Please use this identifier to cite or link to this item:
semantic valence;syntactic valence;semantic valence split;semantic valence combination;genitive phrase
|Issue Date:||2016-05-31 14:08:02 (UTC+8)|
The variables to which the obligatory participants in the scene correspond in the dictionary definitions or in the metalanguage definitions is called the semantic valence of the predicate. The syntactic positions which are connected by the predicate at the syntactic level are called the syntactic valence of the predicate. The semantic and syntactic notions of valency need not coincide. When the former interfaces with the latter, split, combination, or other changes could take place. Semantic valence split refers to the semantic-syntactic phenomenon that the compositional semantic valence of a predicate is represented by two syntactic constitutes that do not have subordinate relations. On the contrary, semantic valence combination is the semantic-syntactic phenomenon that two semantic valences of a predicate could be expressed by one syntactic valence at the syntactic level. Further, it is possible that the semantic valences of some predicates may not be expressed by syntactic positions. It is also possible that the same semantic valence may be expressed by different syntactic valences, while not change the meaning of the predicate. In addition, restricted by the special characteristics of particular scenes, the participants in these scenes can only be fixed objects of certain types.
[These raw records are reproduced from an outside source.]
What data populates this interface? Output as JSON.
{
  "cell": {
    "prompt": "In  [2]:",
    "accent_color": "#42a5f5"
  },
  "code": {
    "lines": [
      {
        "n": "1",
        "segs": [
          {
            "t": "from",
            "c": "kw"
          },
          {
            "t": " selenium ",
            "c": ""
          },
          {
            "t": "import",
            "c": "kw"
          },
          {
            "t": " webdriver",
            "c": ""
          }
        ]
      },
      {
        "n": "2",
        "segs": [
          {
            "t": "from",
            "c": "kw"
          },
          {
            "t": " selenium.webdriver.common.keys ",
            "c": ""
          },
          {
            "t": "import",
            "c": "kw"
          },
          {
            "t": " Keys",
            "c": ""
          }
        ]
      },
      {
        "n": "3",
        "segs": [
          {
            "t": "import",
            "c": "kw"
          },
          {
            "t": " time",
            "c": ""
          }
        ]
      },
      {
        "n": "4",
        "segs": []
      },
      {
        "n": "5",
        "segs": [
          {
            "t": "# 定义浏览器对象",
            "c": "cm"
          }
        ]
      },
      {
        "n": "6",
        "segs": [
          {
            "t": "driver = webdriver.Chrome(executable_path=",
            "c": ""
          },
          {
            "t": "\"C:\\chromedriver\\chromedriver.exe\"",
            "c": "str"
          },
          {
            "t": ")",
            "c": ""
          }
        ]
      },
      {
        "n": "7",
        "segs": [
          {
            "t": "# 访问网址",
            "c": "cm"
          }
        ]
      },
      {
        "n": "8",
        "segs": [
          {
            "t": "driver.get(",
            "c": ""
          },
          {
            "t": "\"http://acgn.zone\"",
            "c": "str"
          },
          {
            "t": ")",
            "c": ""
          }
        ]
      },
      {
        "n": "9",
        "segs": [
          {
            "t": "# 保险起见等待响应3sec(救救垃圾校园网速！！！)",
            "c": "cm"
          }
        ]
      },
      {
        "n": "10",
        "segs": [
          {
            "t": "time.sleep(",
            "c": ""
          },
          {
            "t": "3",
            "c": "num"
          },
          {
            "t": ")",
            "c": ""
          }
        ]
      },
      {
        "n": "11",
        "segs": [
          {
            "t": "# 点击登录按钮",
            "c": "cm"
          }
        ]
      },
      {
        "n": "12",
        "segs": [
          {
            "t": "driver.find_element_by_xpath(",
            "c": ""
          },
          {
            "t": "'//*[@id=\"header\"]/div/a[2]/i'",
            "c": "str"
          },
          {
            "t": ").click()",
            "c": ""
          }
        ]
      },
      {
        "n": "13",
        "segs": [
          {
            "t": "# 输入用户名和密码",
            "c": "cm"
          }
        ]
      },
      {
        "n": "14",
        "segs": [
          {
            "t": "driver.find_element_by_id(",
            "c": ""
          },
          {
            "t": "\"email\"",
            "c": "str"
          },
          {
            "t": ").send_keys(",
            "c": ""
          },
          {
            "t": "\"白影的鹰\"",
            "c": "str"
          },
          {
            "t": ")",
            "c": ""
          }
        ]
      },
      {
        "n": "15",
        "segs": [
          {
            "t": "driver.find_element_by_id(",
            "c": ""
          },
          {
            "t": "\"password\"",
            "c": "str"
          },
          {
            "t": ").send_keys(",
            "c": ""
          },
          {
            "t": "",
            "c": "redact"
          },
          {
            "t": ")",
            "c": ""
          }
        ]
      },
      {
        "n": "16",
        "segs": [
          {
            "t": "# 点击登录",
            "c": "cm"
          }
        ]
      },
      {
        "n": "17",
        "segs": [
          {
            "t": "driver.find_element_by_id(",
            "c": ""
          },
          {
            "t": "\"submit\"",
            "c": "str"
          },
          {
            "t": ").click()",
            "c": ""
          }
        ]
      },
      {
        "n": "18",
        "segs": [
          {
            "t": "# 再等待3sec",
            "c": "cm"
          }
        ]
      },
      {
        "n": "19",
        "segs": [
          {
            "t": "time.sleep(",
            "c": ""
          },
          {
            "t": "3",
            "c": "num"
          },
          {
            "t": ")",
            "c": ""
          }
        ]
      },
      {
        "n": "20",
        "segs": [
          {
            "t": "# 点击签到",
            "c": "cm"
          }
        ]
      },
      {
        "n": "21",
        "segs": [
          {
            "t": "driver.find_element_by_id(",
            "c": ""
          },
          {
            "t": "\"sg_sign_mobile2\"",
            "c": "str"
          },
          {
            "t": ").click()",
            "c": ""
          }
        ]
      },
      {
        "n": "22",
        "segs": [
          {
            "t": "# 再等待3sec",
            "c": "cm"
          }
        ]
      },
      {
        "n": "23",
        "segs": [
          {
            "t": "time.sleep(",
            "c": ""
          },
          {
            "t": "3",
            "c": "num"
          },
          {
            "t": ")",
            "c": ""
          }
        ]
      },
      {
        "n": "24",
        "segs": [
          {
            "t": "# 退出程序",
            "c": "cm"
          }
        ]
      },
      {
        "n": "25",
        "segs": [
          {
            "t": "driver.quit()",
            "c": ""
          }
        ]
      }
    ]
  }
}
In this paper, the definition of semantic valence and syntactic valence is based on the Moscow semantic school.
Journal of Russian Philology
|Appears in Collections:||[俄語學報 ] 期刊論文|
Files in This Item:
All items in 學術集成 are protected by copyright, with all rights reserved.